#### [Supplied material]
┄┄┄┄┄┄┄┄┄┄┄┄┄┄┄┄┄┄┄┄

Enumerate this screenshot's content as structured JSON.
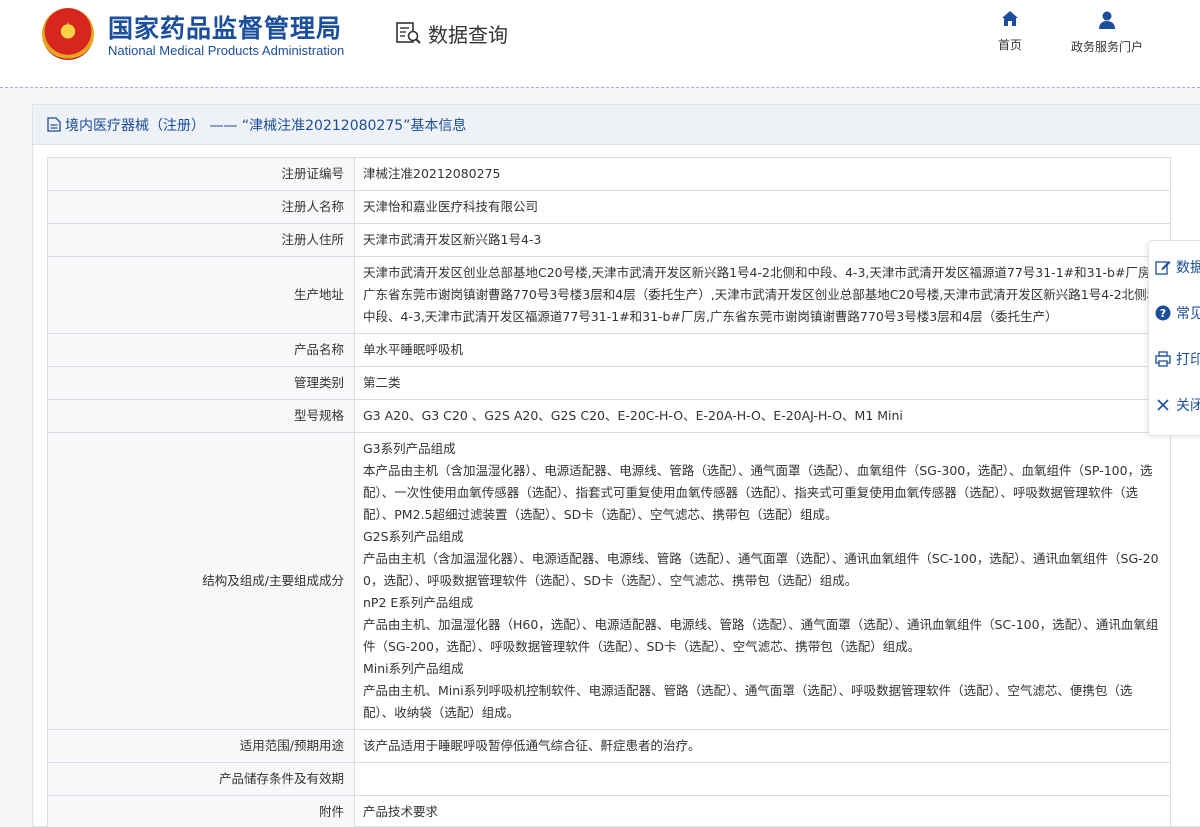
{
  "header": {
    "brand_cn": "国家药品监督管理局",
    "brand_en": "National Medical Products Administration",
    "query_label": "数据查询",
    "nav": [
      {
        "label": "首页",
        "icon": "home-icon"
      },
      {
        "label": "政务服务门户",
        "icon": "user-icon"
      }
    ]
  },
  "panel": {
    "title": "境内医疗器械（注册） —— “津械注准20212080275”基本信息"
  },
  "rows": [
    {
      "key": "注册证编号",
      "value": "津械注准20212080275"
    },
    {
      "key": "注册人名称",
      "value": "天津怡和嘉业医疗科技有限公司"
    },
    {
      "key": "注册人住所",
      "value": "天津市武清开发区新兴路1号4-3"
    },
    {
      "key": "生产地址",
      "value": "天津市武清开发区创业总部基地C20号楼,天津市武清开发区新兴路1号4-2北侧和中段、4-3,天津市武清开发区福源道77号31-1#和31-b#厂房,广东省东莞市谢岗镇谢曹路770号3号楼3层和4层（委托生产）,天津市武清开发区创业总部基地C20号楼,天津市武清开发区新兴路1号4-2北侧和中段、4-3,天津市武清开发区福源道77号31-1#和31-b#厂房,广东省东莞市谢岗镇谢曹路770号3号楼3层和4层（委托生产）"
    },
    {
      "key": "产品名称",
      "value": "单水平睡眠呼吸机"
    },
    {
      "key": "管理类别",
      "value": "第二类"
    },
    {
      "key": "型号规格",
      "value": "G3 A20、G3 C20 、G2S A20、G2S C20、E-20C-H-O、E-20A-H-O、E-20AJ-H-O、M1 Mini"
    },
    {
      "key": "结构及组成/主要组成成分",
      "lines": [
        "G3系列产品组成",
        "本产品由主机（含加温湿化器）、电源适配器、电源线、管路（选配）、通气面罩（选配）、血氧组件（SG-300，选配）、血氧组件（SP-100，选配）、一次性使用血氧传感器（选配）、指套式可重复使用血氧传感器（选配）、指夹式可重复使用血氧传感器（选配）、呼吸数据管理软件（选配）、PM2.5超细过滤装置（选配）、SD卡（选配）、空气滤芯、携带包（选配）组成。",
        "G2S系列产品组成",
        "产品由主机（含加温湿化器）、电源适配器、电源线、管路（选配）、通气面罩（选配）、通讯血氧组件（SC-100，选配）、通讯血氧组件（SG-200，选配）、呼吸数据管理软件（选配）、SD卡（选配）、空气滤芯、携带包（选配）组成。",
        "nP2 E系列产品组成",
        "产品由主机、加温湿化器（H60，选配）、电源适配器、电源线、管路（选配）、通气面罩（选配）、通讯血氧组件（SC-100，选配）、通讯血氧组件（SG-200，选配）、呼吸数据管理软件（选配）、SD卡（选配）、空气滤芯、携带包（选配）组成。",
        "Mini系列产品组成",
        "产品由主机、Mini系列呼吸机控制软件、电源适配器、管路（选配）、通气面罩（选配）、呼吸数据管理软件（选配）、空气滤芯、便携包（选配）、收纳袋（选配）组成。"
      ]
    },
    {
      "key": "适用范围/预期用途",
      "value": "该产品适用于睡眠呼吸暂停低通气综合征、鼾症患者的治疗。"
    },
    {
      "key": "产品储存条件及有效期",
      "value": ""
    },
    {
      "key": "附件",
      "value": "产品技术要求"
    }
  ],
  "tools": [
    {
      "label": "数据纠错",
      "icon": "edit-icon"
    },
    {
      "label": "常见问题",
      "icon": "help-icon"
    },
    {
      "label": "打印",
      "icon": "print-icon"
    },
    {
      "label": "关闭",
      "icon": "close-icon"
    }
  ],
  "colors": {
    "brand": "#1b4f9c",
    "label_bg": "#f7f8fa",
    "border": "#d9dde3"
  }
}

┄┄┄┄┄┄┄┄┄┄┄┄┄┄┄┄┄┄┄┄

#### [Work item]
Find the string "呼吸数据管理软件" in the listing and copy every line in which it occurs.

#### [Answer area]
        "本产品由主机（含加温湿化器）、电源适配器、电源线、管路（选配）、通气面罩（选配）、血氧组件（SG-300，选配）、血氧组件（SP-100，选配）、一次性使用血氧传感器（选配）、指套式可重复使用血氧传感器（选配）、指夹式可重复使用血氧传感器（选配）、呼吸数据管理软件（选配）、PM2.5超细过滤装置（选配）、SD卡（选配）、空气滤芯、携带包（选配）组成。",
        "产品由主机（含加温湿化器）、电源适配器、电源线、管路（选配）、通气面罩（选配）、通讯血氧组件（SC-100，选配）、通讯血氧组件（SG-200，选配）、呼吸数据管理软件（选配）、SD卡（选配）、空气滤芯、携带包（选配）组成。",
        "产品由主机、加温湿化器（H60，选配）、电源适配器、电源线、管路（选配）、通气面罩（选配）、通讯血氧组件（SC-100，选配）、通讯血氧组件（SG-200，选配）、呼吸数据管理软件（选配）、SD卡（选配）、空气滤芯、携带包（选配）组成。",
        "产品由主机、Mini系列呼吸机控制软件、电源适配器、管路（选配）、通气面罩（选配）、呼吸数据管理软件（选配）、空气滤芯、便携包（选配）、收纳袋（选配）组成。"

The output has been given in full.